TASK DESCRIPTION:
Provide only the number of lines in the data below that contain the string "this".

::: MATERIAL FOR THE TASK

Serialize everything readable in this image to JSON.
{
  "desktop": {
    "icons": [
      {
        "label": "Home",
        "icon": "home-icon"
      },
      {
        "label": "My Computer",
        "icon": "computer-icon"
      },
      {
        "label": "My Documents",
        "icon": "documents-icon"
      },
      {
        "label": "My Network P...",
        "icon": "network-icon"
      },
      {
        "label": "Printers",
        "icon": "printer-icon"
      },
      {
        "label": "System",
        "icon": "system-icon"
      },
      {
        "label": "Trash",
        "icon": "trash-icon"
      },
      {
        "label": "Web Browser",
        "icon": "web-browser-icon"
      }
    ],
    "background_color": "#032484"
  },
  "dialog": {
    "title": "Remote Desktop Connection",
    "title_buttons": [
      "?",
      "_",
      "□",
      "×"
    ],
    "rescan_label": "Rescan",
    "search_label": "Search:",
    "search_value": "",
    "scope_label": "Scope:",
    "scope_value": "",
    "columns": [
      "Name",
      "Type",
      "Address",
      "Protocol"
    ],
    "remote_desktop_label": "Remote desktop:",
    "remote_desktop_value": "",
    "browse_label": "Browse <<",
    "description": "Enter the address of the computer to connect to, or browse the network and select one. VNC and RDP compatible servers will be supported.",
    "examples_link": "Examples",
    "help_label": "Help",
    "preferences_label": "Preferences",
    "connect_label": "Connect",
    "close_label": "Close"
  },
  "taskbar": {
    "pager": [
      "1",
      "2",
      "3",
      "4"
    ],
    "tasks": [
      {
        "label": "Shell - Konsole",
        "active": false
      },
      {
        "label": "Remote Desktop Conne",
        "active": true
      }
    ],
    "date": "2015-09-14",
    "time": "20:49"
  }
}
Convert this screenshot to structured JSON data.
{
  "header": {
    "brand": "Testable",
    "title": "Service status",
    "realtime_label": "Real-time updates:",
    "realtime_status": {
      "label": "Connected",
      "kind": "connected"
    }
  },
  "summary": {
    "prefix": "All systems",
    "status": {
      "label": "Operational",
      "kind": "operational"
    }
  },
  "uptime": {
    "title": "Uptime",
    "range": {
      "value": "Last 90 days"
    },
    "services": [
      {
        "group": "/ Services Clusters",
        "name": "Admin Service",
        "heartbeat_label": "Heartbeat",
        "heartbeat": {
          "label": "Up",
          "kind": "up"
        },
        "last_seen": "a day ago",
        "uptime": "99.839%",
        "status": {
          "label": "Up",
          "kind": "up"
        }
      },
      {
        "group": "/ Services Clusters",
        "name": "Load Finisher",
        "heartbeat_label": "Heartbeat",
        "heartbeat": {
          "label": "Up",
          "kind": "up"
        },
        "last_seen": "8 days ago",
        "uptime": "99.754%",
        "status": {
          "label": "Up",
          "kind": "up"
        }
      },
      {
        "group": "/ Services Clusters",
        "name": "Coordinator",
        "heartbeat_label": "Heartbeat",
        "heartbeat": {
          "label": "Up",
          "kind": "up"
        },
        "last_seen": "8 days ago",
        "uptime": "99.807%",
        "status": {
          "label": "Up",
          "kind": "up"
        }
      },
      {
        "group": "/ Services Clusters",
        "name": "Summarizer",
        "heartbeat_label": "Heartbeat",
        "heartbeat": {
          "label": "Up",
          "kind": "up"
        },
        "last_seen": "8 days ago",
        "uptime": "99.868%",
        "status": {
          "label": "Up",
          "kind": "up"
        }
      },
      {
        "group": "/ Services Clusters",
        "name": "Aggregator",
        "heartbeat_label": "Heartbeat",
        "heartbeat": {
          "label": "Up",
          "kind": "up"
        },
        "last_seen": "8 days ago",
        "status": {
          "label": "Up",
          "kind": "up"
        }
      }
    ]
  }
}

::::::

TASK SOLUTION:
2